I started off by setting up three looping frames of deep background, using some soft pencils and a layer of gray.  It's a pretty repetitive loop, but I felt it was okay because it'll have a lot of unique 16-frame animation on top of it.  Here's what that looks like on its own (1.4 MB animated .gif, might take a moment to load, depending on your connection speed!):

Next, I wanted it to be snowing in this little loop, so first I looked at some animated gifs of actual falling snow.  I noticed right off the bat that there is a little bit of parallax going on, so I decided to create my snow in two layers: 1) foreground snow, which moves very quickly (close up) and 2) background snow which moves a little slower (farther away).

The only way I could think of to do this was to mark out the picture plane and then make some "paths" that I could animate the snow down.  Here's what that template looks like:

The top box is for the background snow and the bottom box is for the foreground snow.  Along the top and right edge you can see various marks - this was me trying to stagger the entrance of the snowflakes.  In the top box, I tried to make a snowflake take 16 frames to go from top to bottom, in the bottom, it only takes 8 frames for a snowflake to go from top to bottom.  So in the top animation, once a snowflake was halfway down, I started another one on the same path.  In the bottom animation, I just had a new flake start as soon as the other one was done.  So with 19 paths in the top animation, with two passes on each, I did about 40 passes on 16 frames, or about 650 snowflakes.  11 paths on the bottom, getting approximately two snowflakes each (the shorter ends get more), on 16 frames that's about 350 snowflakes.  More than 1,000 total!  Enough stats, let's see how they move!  Here's the slower, background snowflakes:

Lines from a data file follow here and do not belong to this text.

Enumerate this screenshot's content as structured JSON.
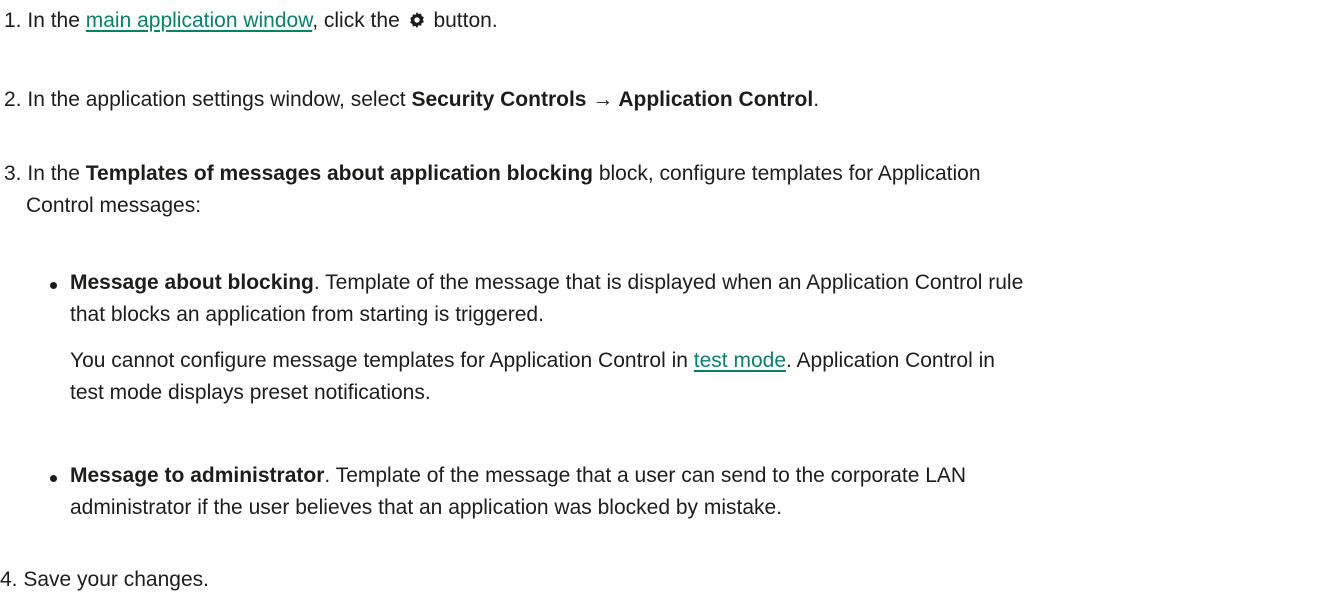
{
  "steps": [
    {
      "number": "1.",
      "text_before": "In the",
      "link": "main application window",
      "text_middle": ", click the",
      "icon": "gear-icon",
      "text_after": "button."
    },
    {
      "number": "2.",
      "text_before": "In the application settings window, select",
      "bold": "Security Controls → Application Control",
      "text_after": "."
    },
    {
      "number": "3.",
      "text_before": "In the",
      "bold": "Templates of messages about application blocking",
      "text_after": "block, configure templates for Application",
      "line2": "Control messages:",
      "bullets": [
        {
          "bold": "Message about blocking",
          "line1": ". Template of the message that is displayed when an Application Control rule",
          "line2": "that blocks an application from starting is triggered.",
          "note_line1_before": "You cannot configure message templates for Application Control in",
          "note_link": "test mode",
          "note_line1_after": ". Application Control in",
          "note_line2": "test mode displays preset notifications."
        },
        {
          "bold": "Message to administrator",
          "line1": ". Template of the message that a user can send to the corporate LAN",
          "line2": "administrator if the user believes that an application was blocked by mistake."
        }
      ]
    },
    {
      "number": "4.",
      "text": "Save your changes."
    }
  ],
  "colors": {
    "text": "#1d1d1b",
    "link": "#0b7f6c"
  }
}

At first, I had about half of the paths start in the same frame, so there is sort of a horizontal gap at one point, but I'm happy enough with this that I don't feel like I need to redo anything.  This was a crazy amount of work, but it really helped me wrap my head around the looping concept.  If a path had a snowflake introduced on frame 2 and 9 I would just reorganize the stack of paper so that loop started on the top.  Here's what the faster moving foreground snowflakes looked like:

The other thing I worked on by doing all of this manually was my sense of timing/spacing.  Just having to animate a dot moving along a path was a great exercise for this.  You can watch any one flake (easier to do with the background flakes), and it slows down slightly if it's moving horizontally (drawn closer together) and faster if it's falling down (drawn further apart).   

The final step was to composite all of these things together.  This isn't perfect, because these are just pencil tests, but at least you can see what I'm going for.  In the final, the foreground flakes will be white in their centers, with a black stroke around the flakes, whereas the background flakes will just be white dots (as they are here).  Again, this animated .gif is 1.4MB so it might take a little while to load, depending on your connection:

Now all I need to do is drop in Argus!  I still need to do one more round of cleanups on his pencils, which I'll post here before putting everything together in the final animation.

The L'employé du Moi fundraiser is currently about 75% of the way to meeting its goal!  If you are enjoying these posts, please consider donating a Euro or two.  They've got about three weeks left to raise the last 25% so that this animation can be displayed in L'employé do Moi's exhibit at Angoulemê next year, along with all the other animations by the rest of their authors.